Matt Rodda (Reading East) (Lab)

May I press the Minister on innovative companies getting a lack of support from HMRC? I have come across a case in my constituency where a very innovative British company appears to have had a lack of support from the agency. Would he look into that for me?

Jesse Norman

I am grateful to the hon. Gentleman for his question. As the House will be aware, HMRC is often responsive and generally extremely responsive to such issues. I will happily look at any correspondence he wants to send me, and I will ensure that there is a properly engaged response to the extent that my limited powers over HMRC permit me. I hope that will be effective.

New clause 23 enables the Treasury to specify in an order made under section 135 of the Finance Act 2008 which payments of tax and other liabilities will not attract late payment interest or surcharge as a result of being deferred by agreement during a period of national disaster or emergency. It also enables the Treasury to set specific relief periods for different deferred taxes or liabilities. As the House will know, the Government have announced an unprecedented package of economic support for businesses and individuals affected by covid. The new clause ensures that late payment interest that would normally accrue automatically where tax is paid late does not apply, supporting taxpayers further and in ways in which I am sure the whole House will support. The payment deferral for VAT that we have announced provides taxpayers with a much-needed cash flow boost. HMRC is using its existing powers as set out in the Commissioners for Revenue and Customs Act 2005 to defer those payments of tax.

New clause 24 allows a refund of the additional 3% higher rate of stamp duty where exceptional circumstances prevented the sale of the previous main residence in the three-year window within which a sale must ordinarily take place. The new clause applies to those whose refund window ended on or after 1 January 2020. It is to ensure that responsible actions taken by people do not lead to negative tax implications and that those who would otherwise have received a stamp duty land tax refund are still able to receive it, despite the pandemic.

New clause 25 suspends the heavy goods vehicle road user levy for a period of 12 months, cutting fixed operational costs to the logistics and haulage industries as the economy begins to recover from the pandemic. These industries support many other industries, and temporarily easing their financial burden will support the haulage sector, reducing fixed costs as the economy recovers over time.

I turn finally to new clause 32, which makes minor changes to the existing enterprise management incentives legislation, introducing a time-limited exception to the disqualifying event rule so that EMI option holders who can no longer meet the EMI working time requirement due only to the pandemic are not forced to forfeit their options or to exercise them earlier than planned. This has the effect of protecting employees furloughed under the coronavirus job retention scheme or who have taken unpaid leave and had their working hours reduced.
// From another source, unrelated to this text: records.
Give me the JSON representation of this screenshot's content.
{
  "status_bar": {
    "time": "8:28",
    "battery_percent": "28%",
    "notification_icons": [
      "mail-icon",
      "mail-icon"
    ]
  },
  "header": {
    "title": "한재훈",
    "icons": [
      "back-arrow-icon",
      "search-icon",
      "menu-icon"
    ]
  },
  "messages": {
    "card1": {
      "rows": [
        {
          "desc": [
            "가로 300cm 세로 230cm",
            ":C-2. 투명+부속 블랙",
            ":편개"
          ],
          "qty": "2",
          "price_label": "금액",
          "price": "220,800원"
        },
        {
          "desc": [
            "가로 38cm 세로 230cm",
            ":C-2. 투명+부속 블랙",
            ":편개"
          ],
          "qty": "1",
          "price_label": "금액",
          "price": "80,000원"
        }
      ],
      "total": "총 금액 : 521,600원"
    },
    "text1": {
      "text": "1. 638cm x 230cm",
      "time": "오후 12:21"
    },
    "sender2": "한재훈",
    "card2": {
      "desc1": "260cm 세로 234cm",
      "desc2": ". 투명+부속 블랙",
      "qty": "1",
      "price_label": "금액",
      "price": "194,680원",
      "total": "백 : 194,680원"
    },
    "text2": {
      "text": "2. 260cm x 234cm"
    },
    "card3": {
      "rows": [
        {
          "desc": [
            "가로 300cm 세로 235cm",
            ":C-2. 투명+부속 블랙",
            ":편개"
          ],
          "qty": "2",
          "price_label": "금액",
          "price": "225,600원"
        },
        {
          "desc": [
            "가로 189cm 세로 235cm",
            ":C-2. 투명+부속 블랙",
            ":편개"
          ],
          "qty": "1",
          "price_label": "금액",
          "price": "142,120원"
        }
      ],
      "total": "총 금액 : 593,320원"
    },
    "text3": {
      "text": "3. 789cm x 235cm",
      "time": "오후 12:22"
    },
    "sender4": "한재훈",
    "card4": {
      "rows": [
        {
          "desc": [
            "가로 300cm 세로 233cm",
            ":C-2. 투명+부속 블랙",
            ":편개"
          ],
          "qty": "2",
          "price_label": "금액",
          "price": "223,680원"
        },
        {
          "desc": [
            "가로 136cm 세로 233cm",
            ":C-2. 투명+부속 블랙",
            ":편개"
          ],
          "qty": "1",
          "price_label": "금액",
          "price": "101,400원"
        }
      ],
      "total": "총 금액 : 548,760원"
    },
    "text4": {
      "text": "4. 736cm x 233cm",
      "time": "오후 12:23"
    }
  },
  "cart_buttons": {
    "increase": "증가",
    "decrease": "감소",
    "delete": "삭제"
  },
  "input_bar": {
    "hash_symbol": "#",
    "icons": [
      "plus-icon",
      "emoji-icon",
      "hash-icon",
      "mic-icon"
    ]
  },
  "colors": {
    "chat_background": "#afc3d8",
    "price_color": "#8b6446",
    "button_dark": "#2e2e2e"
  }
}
The measure means that affected employees will not forfeit their options or be forced to exercise them within the statutory 90 days normally required.

Since the point of EMI schemes is to help high-growth small and medium-sized enterprises recruit and retain skilled employees by giving them tax-advantaged share options, I am sure the House will understand that the measure supports a very important sector that is also likely to be important to our recovery. The changes will be effective from 19 March to ensure that employees who were furloughed or had to reduce their hours do ​not lose out. I hope the House will accept the need for the new clauses in these highly uncertain and unusual times. I commend them to the House.